Aspen Olmsted

Aspen Olmsted
Computer Science

Instructor, Aspen Olmsted recieved a PHD in computer science at University of South Carolina. His research work is in cross domain web service transaction correctness with Dr. Csilla Farkas. He is a member of the Center for Information Assurance Engineering at USC. 
Roxann Stalvey

Roxann Stalvey
Computer Science

Professor Stalvey is a Senior Instructor at the College with a Master's Degree in Computer Science from the University of South Carolina.  Professor Stalvey is currently a PhD candidate at the University of South Carolina in Computer Science.  
Blake Stevens

Blake Stevens
Music

Blake Stevens is Assistant Professor of Music History at the College of Charleston. His research and teaching interests include the history of opera and music aesthetics, with a focus on the tragédie en musique from Jean-Baptiste Lully to Jean-Philippe Rameau.
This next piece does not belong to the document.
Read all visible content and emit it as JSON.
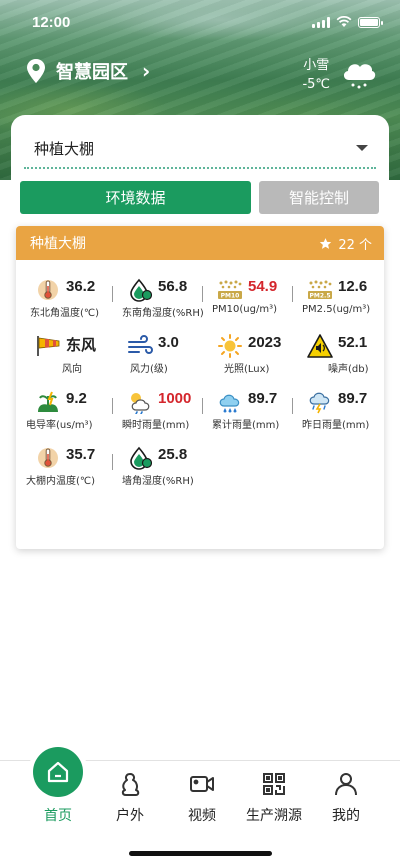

He received an M.A. and Ph.D. in Music History from Stanford University, writing a dissertation on the tradition of the monologue in classical French tragedy and opera.
Yiorgos Vassilandonakis

Yiorgos Vassilandonakis
Music (Area Director)

A dedicated educator, Assistant Professor Dr. Vassilandonakis has taught Composition and Music Theory at the University of California, Berkeley and the University of Virginia, as well as electronic music at the Centre de Création Musicale, Iannis Xenakis, in Paris, before joining the faculty at the College of Charleston in 2010. He has penned essays and interviews published in the Computer Music Journal (MIT Press), and the College Reference Dictionary Musicians and Composers of the 20th Century (Salem Press), and has held composing residencies at Yaddo and at Cité Internationale Des Arts.